But wait, there is confusion here. In our prayerbook, that is not the order. Revelation precedes redemption; not the other way around. Why?

The Mishnah in B’rachot 1:4 explains:

In the morning when reciting Shema, one recites two blessings beforehand, the first on the radiant lights [creation] and the second the blessing on the love of Torah [redemption], and one thereafter, which begins with: True and Firm [emet veyatziv].

The Mishnah goes on to add that the blessing after the Shema includes remembering, and therefore mentioning the Exodus from Egypt as part of that third blessing.

This explanation appears utilitarian but not very meaningful.

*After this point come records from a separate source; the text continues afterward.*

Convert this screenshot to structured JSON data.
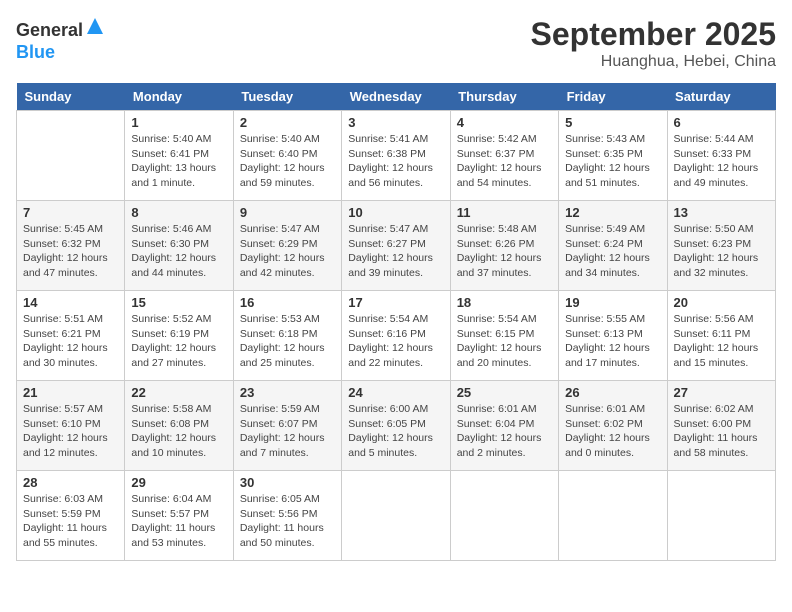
{
  "header": {
    "logo_general": "General",
    "logo_blue": "Blue",
    "month_title": "September 2025",
    "location": "Huanghua, Hebei, China"
  },
  "weekdays": [
    "Sunday",
    "Monday",
    "Tuesday",
    "Wednesday",
    "Thursday",
    "Friday",
    "Saturday"
  ],
  "weeks": [
    [
      {
        "day": "",
        "sunrise": "",
        "sunset": "",
        "daylight": ""
      },
      {
        "day": "1",
        "sunrise": "Sunrise: 5:40 AM",
        "sunset": "Sunset: 6:41 PM",
        "daylight": "Daylight: 13 hours and 1 minute."
      },
      {
        "day": "2",
        "sunrise": "Sunrise: 5:40 AM",
        "sunset": "Sunset: 6:40 PM",
        "daylight": "Daylight: 12 hours and 59 minutes."
      },
      {
        "day": "3",
        "sunrise": "Sunrise: 5:41 AM",
        "sunset": "Sunset: 6:38 PM",
        "daylight": "Daylight: 12 hours and 56 minutes."
      },
      {
        "day": "4",
        "sunrise": "Sunrise: 5:42 AM",
        "sunset": "Sunset: 6:37 PM",
        "daylight": "Daylight: 12 hours and 54 minutes."
      },
      {
        "day": "5",
        "sunrise": "Sunrise: 5:43 AM",
        "sunset": "Sunset: 6:35 PM",
        "daylight": "Daylight: 12 hours and 51 minutes."
      },
      {
        "day": "6",
        "sunrise": "Sunrise: 5:44 AM",
        "sunset": "Sunset: 6:33 PM",
        "daylight": "Daylight: 12 hours and 49 minutes."
      }
    ],
    [
      {
        "day": "7",
        "sunrise": "Sunrise: 5:45 AM",
        "sunset": "Sunset: 6:32 PM",
        "daylight": "Daylight: 12 hours and 47 minutes."
      },
      {
        "day": "8",
        "sunrise": "Sunrise: 5:46 AM",
        "sunset": "Sunset: 6:30 PM",
        "daylight": "Daylight: 12 hours and 44 minutes."
      },
      {
        "day": "9",
        "sunrise": "Sunrise: 5:47 AM",
        "sunset": "Sunset: 6:29 PM",
        "daylight": "Daylight: 12 hours and 42 minutes."
      },
      {
        "day": "10",
        "sunrise": "Sunrise: 5:47 AM",
        "sunset": "Sunset: 6:27 PM",
        "daylight": "Daylight: 12 hours and 39 minutes."
      },
      {
        "day": "11",
        "sunrise": "Sunrise: 5:48 AM",
        "sunset": "Sunset: 6:26 PM",
        "daylight": "Daylight: 12 hours and 37 minutes."
      },
      {
        "day": "12",
        "sunrise": "Sunrise: 5:49 AM",
        "sunset": "Sunset: 6:24 PM",
        "daylight": "Daylight: 12 hours and 34 minutes."
      },
      {
        "day": "13",
        "sunrise": "Sunrise: 5:50 AM",
        "sunset": "Sunset: 6:23 PM",
        "daylight": "Daylight: 12 hours and 32 minutes."
      }
    ],
    [
      {
        "day": "14",
        "sunrise": "Sunrise: 5:51 AM",
        "sunset": "Sunset: 6:21 PM",
        "daylight": "Daylight: 12 hours and 30 minutes."
      },
      {
        "day": "15",
        "sunrise": "Sunrise: 5:52 AM",
        "sunset": "Sunset: 6:19 PM",
        "daylight": "Daylight: 12 hours and 27 minutes."
      },
      {
        "day": "16",
        "sunrise": "Sunrise: 5:53 AM",
        "sunset": "Sunset: 6:18 PM",
        "daylight": "Daylight: 12 hours and 25 minutes."
      },
      {
        "day": "17",
        "sunrise": "Sunrise: 5:54 AM",
        "sunset": "Sunset: 6:16 PM",
        "daylight": "Daylight: 12 hours and 22 minutes."
      },
      {
        "day": "18",
        "sunrise": "Sunrise: 5:54 AM",
        "sunset": "Sunset: 6:15 PM",
        "daylight": "Daylight: 12 hours and 20 minutes."
      },
      {
        "day": "19",
        "sunrise": "Sunrise: 5:55 AM",
        "sunset": "Sunset: 6:13 PM",
        "daylight": "Daylight: 12 hours and 17 minutes."
      },
      {
        "day": "20",
        "sunrise": "Sunrise: 5:56 AM",
        "sunset": "Sunset: 6:11 PM",
        "daylight": "Daylight: 12 hours and 15 minutes."
      }
    ],
    [
      {
        "day": "21",
        "sunrise": "Sunrise: 5:57 AM",
        "sunset": "Sunset: 6:10 PM",
        "daylight": "Daylight: 12 hours and 12 minutes."
      },
      {
        "day": "22",
        "sunrise": "Sunrise: 5:58 AM",
        "sunset": "Sunset: 6:08 PM",
        "daylight": "Daylight: 12 hours and 10 minutes."
      },
      {
        "day": "23",
        "sunrise": "Sunrise: 5:59 AM",
        "sunset": "Sunset: 6:07 PM",
        "daylight": "Daylight: 12 hours and 7 minutes."
      },
      {
        "day": "24",
        "sunrise": "Sunrise: 6:00 AM",
        "sunset": "Sunset: 6:05 PM",
        "daylight": "Daylight: 12 hours and 5 minutes."
      },
      {
        "day": "25",
        "sunrise": "Sunrise: 6:01 AM",
        "sunset": "Sunset: 6:04 PM",
        "daylight": "Daylight: 12 hours and 2 minutes."
      },
      {
        "day": "26",
        "sunrise": "Sunrise: 6:01 AM",
        "sunset": "Sunset: 6:02 PM",
        "daylight": "Daylight: 12 hours and 0 minutes."
      },
      {
        "day": "27",
        "sunrise": "Sunrise: 6:02 AM",
        "sunset": "Sunset: 6:00 PM",
        "daylight": "Daylight: 11 hours and 58 minutes."
      }
    ],
    [
      {
        "day": "28",
        "sunrise": "Sunrise: 6:03 AM",
        "sunset": "Sunset: 5:59 PM",
        "daylight": "Daylight: 11 hours and 55 minutes."
      },
      {
        "day": "29",
        "sunrise": "Sunrise: 6:04 AM",
        "sunset": "Sunset: 5:57 PM",
        "daylight": "Daylight: 11 hours and 53 minutes."
      },
      {
        "day": "30",
        "sunrise": "Sunrise: 6:05 AM",
        "sunset": "Sunset: 5:56 PM",
        "daylight": "Daylight: 11 hours and 50 minutes."
      },
      {
        "day": "",
        "sunrise": "",
        "sunset": "",
        "daylight": ""
      },
      {
        "day": "",
        "sunrise": "",
        "sunset": "",
        "daylight": ""
      },
      {
        "day": "",
        "sunrise": "",
        "sunset": "",
        "daylight": ""
      },
      {
        "day": "",
        "sunrise": "",
        "sunset": "",
        "daylight": ""
      }
    ]
  ]
}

If we look at history from a linear perspective, wouldn’t it make sense that the three significant events of Jewish history: creation, redemption, and revelation would appear in this sequence rather than the one dictated by the Mishnah? It would, if we only regarded our story in such a straight path of time and also ignored the specificity of the Mishnah instruction.

Like all the symbols of the Passover seder, our tradition invites our curiosity and draws us in to pay attention and be aware of the potential for a different message than merely recalling historical order. Abraham Joshua Heschel regarded these three events not as something that happened “once upon a time, but actually happens all the time.”

With regard to redemption, we may have crossed the sea and tasted freedom in ancient times, but what about today? Have we achieved freedom yet? Have we been active in pursuing redemption not just for ourselves? Perhaps the placement of the prayer, which recalls the Exodus and the arrival to the other side of the sea, is our challenge for today. We have not yet attained that messianic moment so we are still actively engaged in the work necessary. Each time we sing those words, we are pushed toward a reawakening of the possibility and the hope for redemption.

Our tradition is not linear and neither is our story. We turn and return, delving deeper, exploring further the meaning and the implications of our past experiences to inform how we consider the future. Passover may be coming to an end this Sunday night and Monday but it travels with us through the year each time we gather to pray so that we continue to work for a just and compassionate world — hopefully — redeemed into eternity.

Shabbat Shalom — שבת שלום

and Hag Sameach — חג שמח

I continue to value the many comments you exchange with me through these Shabbat Awakenings. Share with me what you think here. Your email goes directly to me!

Rabbi Elaine Zecher